|Encyclopaedia Britannica 11th Edition||Public Domain via Project Gutenberg|

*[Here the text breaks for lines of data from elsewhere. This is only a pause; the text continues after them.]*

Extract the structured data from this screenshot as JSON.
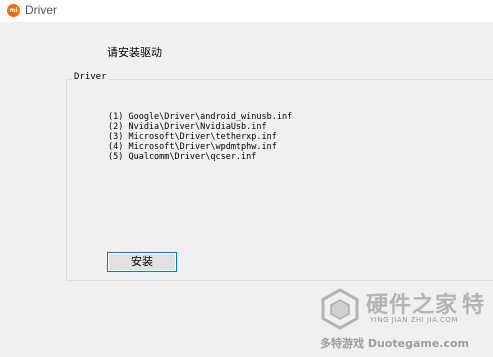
{
  "window": {
    "title": "Driver",
    "icon": "mi-logo-icon",
    "icon_text": "mi",
    "accent_color": "#ff6900"
  },
  "main": {
    "heading": "请安装驱动",
    "group": {
      "label": "Driver",
      "items": [
        "(1) Google\\Driver\\android_winusb.inf",
        "(2) Nvidia\\Driver\\NvidiaUsb.inf",
        "(3) Microsoft\\Driver\\tetherxp.inf",
        "(4) Microsoft\\Driver\\wpdmtphw.inf",
        "(5) Qualcomm\\Driver\\qcser.inf"
      ]
    },
    "install_button_label": "安装",
    "button_border_color": "#0078d7"
  },
  "watermark": {
    "main_text": "硬件之家",
    "extra_char": "特",
    "sub_text": "YING JIAN ZHI JIA.COM",
    "bottom_text": "多特游戏 Duotegame.com",
    "logo_icon": "cube-logo-icon"
  }
}
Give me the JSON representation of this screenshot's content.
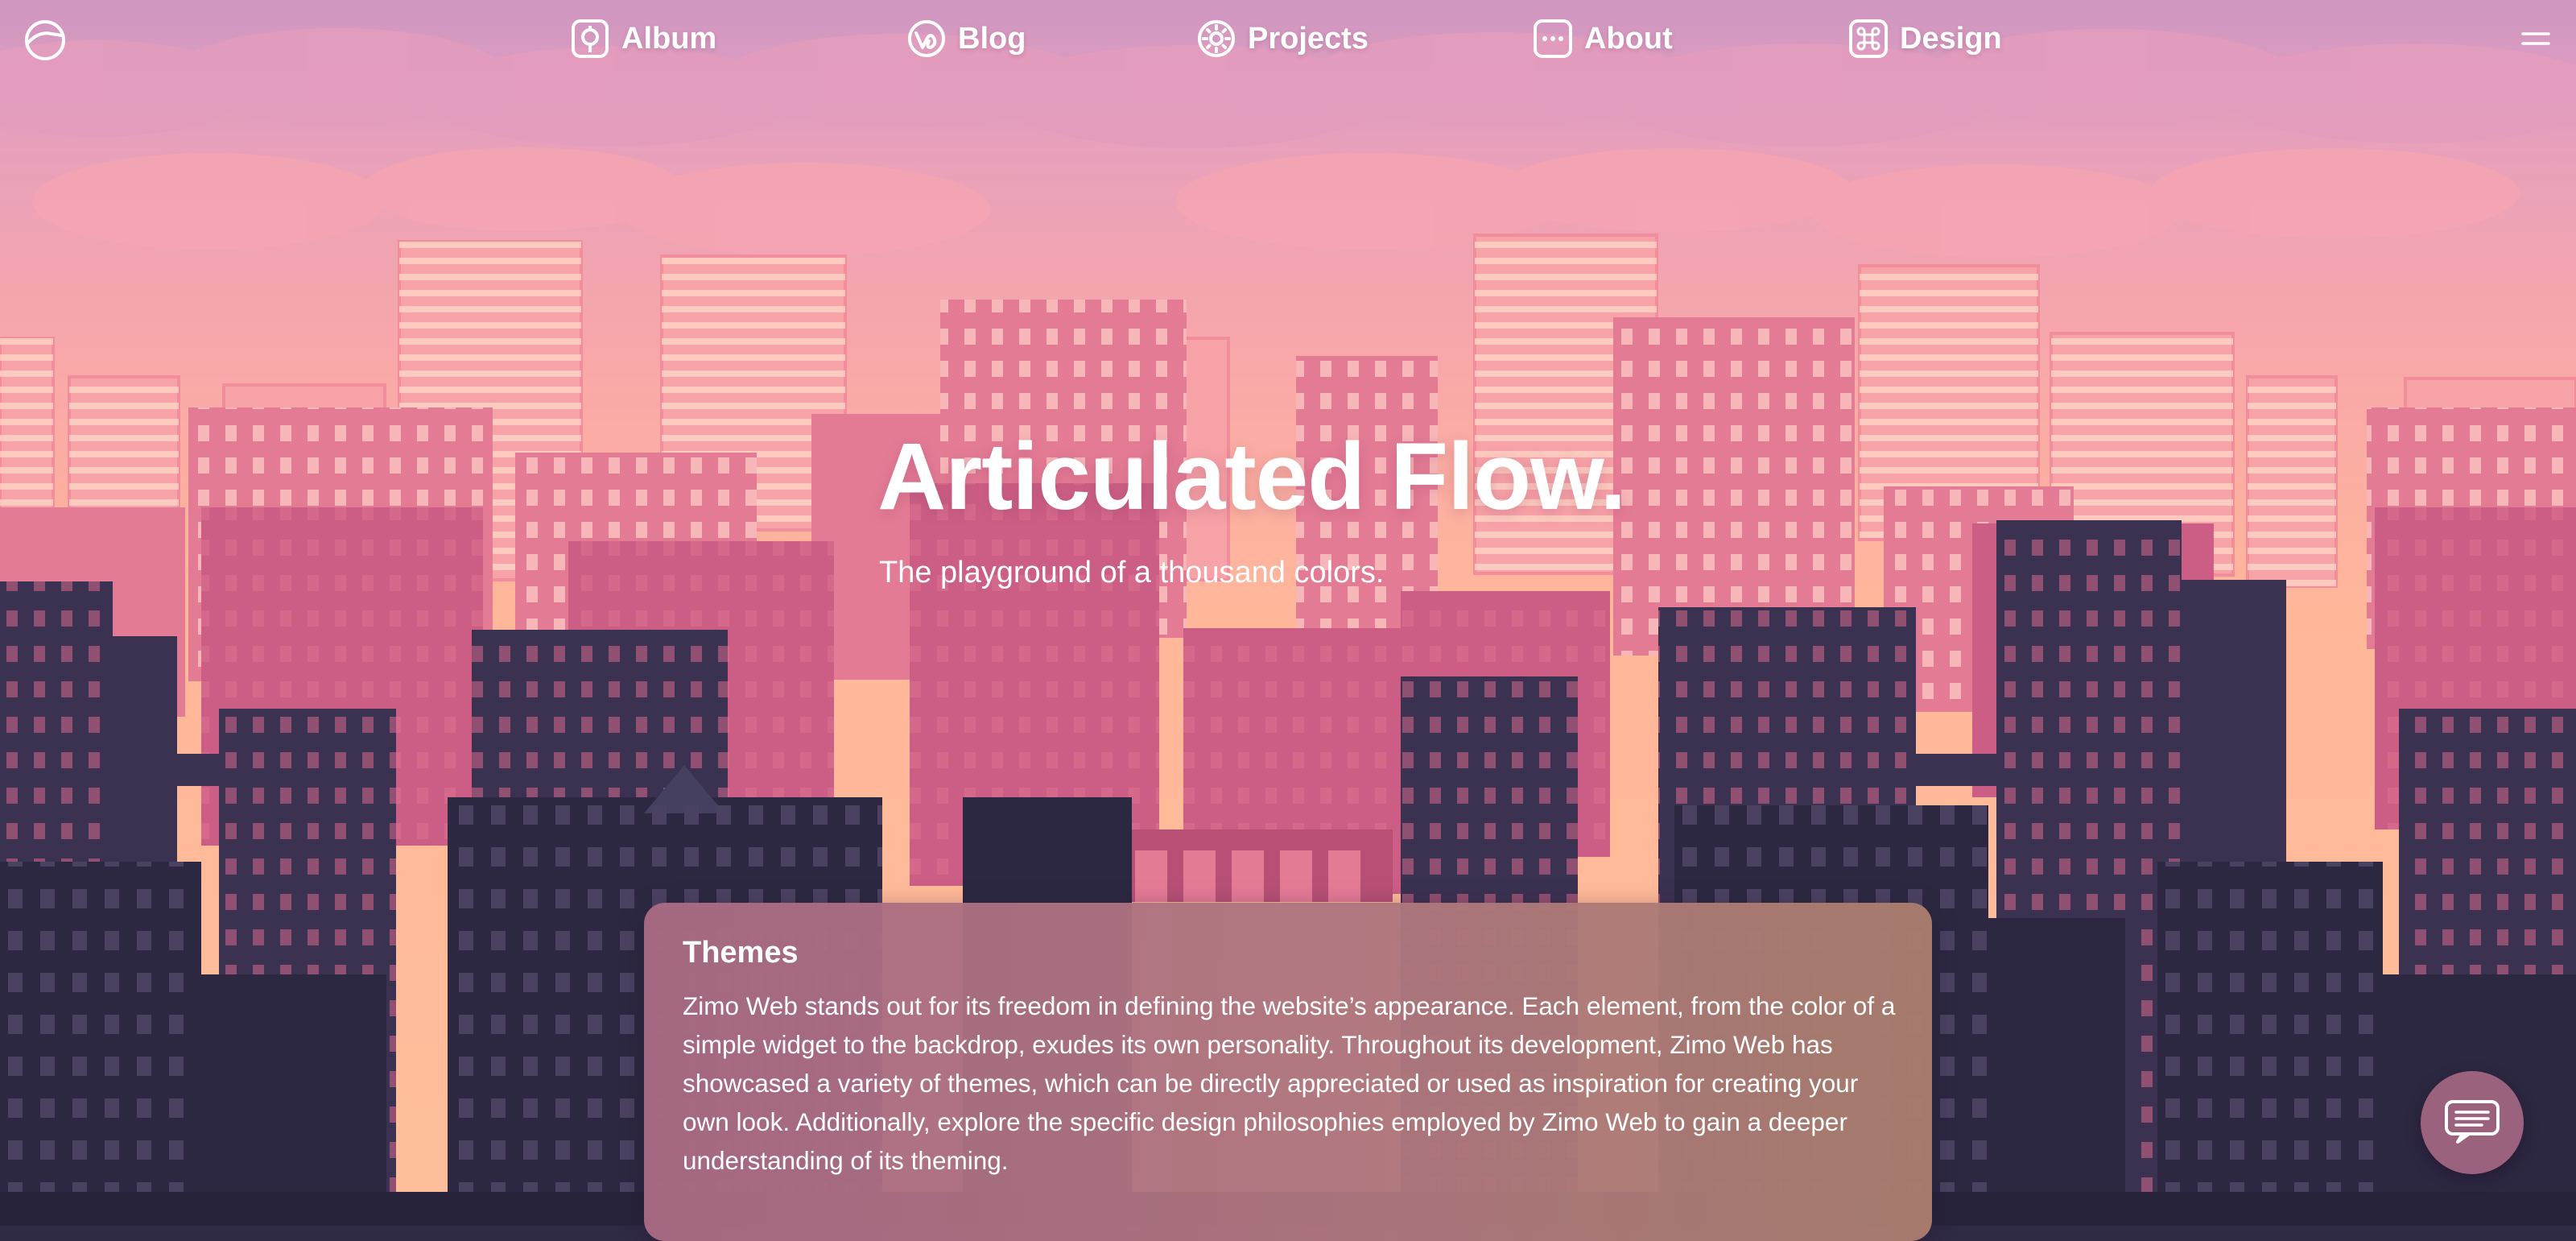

(1832- ), English divine and man of letters, born at Letterkenny, Donegal, Ireland, in 1832, was educated at Trinity College, Dublin. He was ordained in the Church of England in 1857, and held various charges in London. From 1863 to 1865 he was chaplain to the empress Frederick in Berlin, and in 1872 he became chaplain in ordinary to Queen Victoria. But in 1880 he seceded from the Church, being no longer able to accept its leading dogmas, and officiated as a Unitarian minister for some years at Bedford chapel, Bloomsbury. Bedford chapel was pulled down about 1894, and from that time he had no church of his own, but his eloquence and powerful religious personality continued to make themselves felt among a wide circle. A man of independent means, he was always keenly interested in literature and art, and a fine critic of both. He published in 1865 his Life and Letters of F. W. Robertson (of Brighton), and in 1876 wrote an admirable primer of English Literature (new and revised ed., 1900), followed in 1892 by The History of Early English Literature (2 vols., 1892) down to the accession of Alfred, and English Literature from the Beginnings to the Norman Conquest (1898). His other works include various volumes of sermons; Poems (1888); Dove Cottage (1890); Theology in the English Poets—Cowper, Coleridge, Wordsworth, Burns (1874); Tennyson, his Art and Relation to Modern Life (1894); The Poetry of Robert Browning (1902); On Ten Plays of Shakespeare (1905); and The Life Superlative (1906).